Once everything is adjusted, the hitch will lay steady and the ride will be even from one end to the other. Unhitching can be a pain in the butt. You may be tempted to just leave the whole thing on, since you may end up using it again. But a weight distribution hitch, like all tools, should be stored in a proper place when not in use. Just consider the act of attaching and assembling the hitch as a workout and do it when it’s needed.
5. Price is right
Weight distribution hitches do a lot to make hauling heavy equipment over long, winding distances easier. And that comes at a price. While it is a necessary tool for anyone taking expeditions, or who has to transport heavy machinery for work, it’s not a tool that can be skimped on or bought cheap.

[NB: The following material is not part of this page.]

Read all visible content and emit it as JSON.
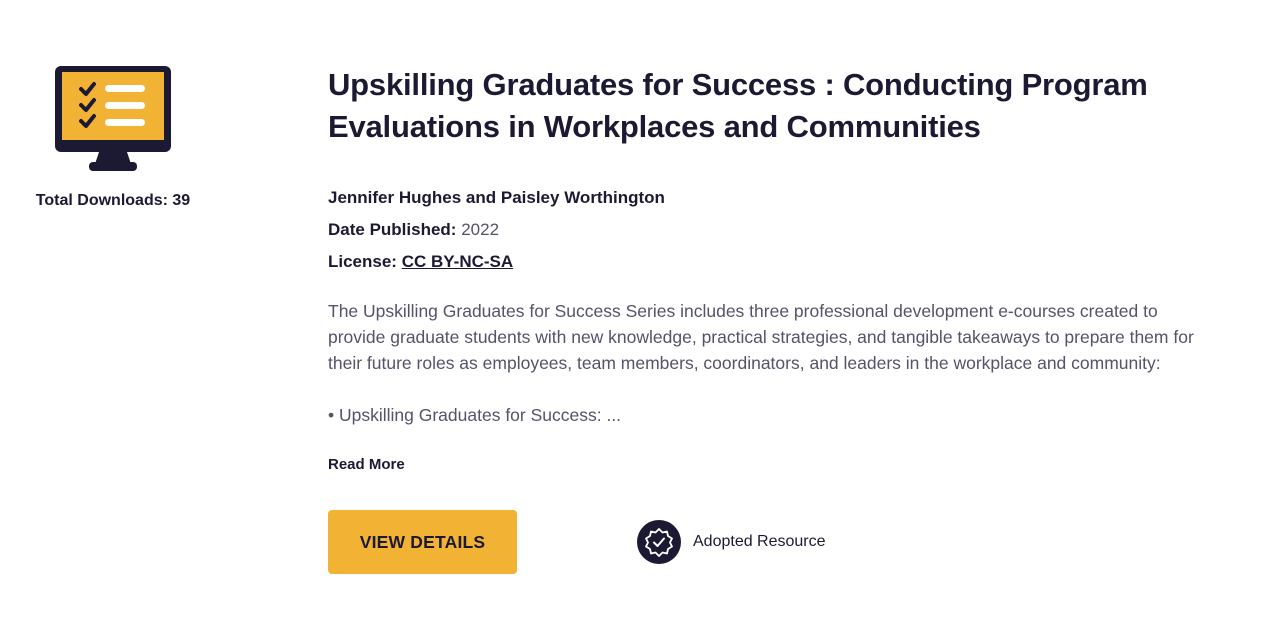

It’s also not something you can grab at the last minute most of the time. Since each hitch has to be made for a specific function and capacity, finding the right one can take time and more than one trip to local auto stores.
The good thing about the high cost is the high quality that matches it. A good weight distribution hitch will last as long as you need it, so long as it’s used properly. They only break if the instructions aren’t followed or the load is too heavy. A well maintained hitch can take hundreds of journeys and haul thousands of pounds as needed.
Consider the functions you need your hitch to perform in order to get the best one. For example: Do you plan on backing up with the hitch attached? That’s not a universal feature. Or how about a sway bar? Also not part of the basic design.
Some are easier to fit but have much lighter carrying capacity. Are you hauling a whole RV or just a couple of dirtbikes on a trailer rack? Or is it a land moving excavator? Consider the overall usage in your future plans and splurge on the hitch that fits your needs.
They can range from as low as $200 to as high as $1,000. Make a note of all the specifications and see if there is a supply store nearby or online to bring the hitch straight to you.
Investing anywhere from a few hundreds of dollars to thousands of dollars in a weight distribution hitch can dramatically improve your overall towing experience.
However, before investing in a hitch, you want to consider things like how much you’re going to tow, which features you want the hitch to have, and how much you’re willing to pay for it.
It’s a great idea to get in tough with a company that sells hitches such as Andersen Hitches before buying one to make sure it’ll fit your vehicle.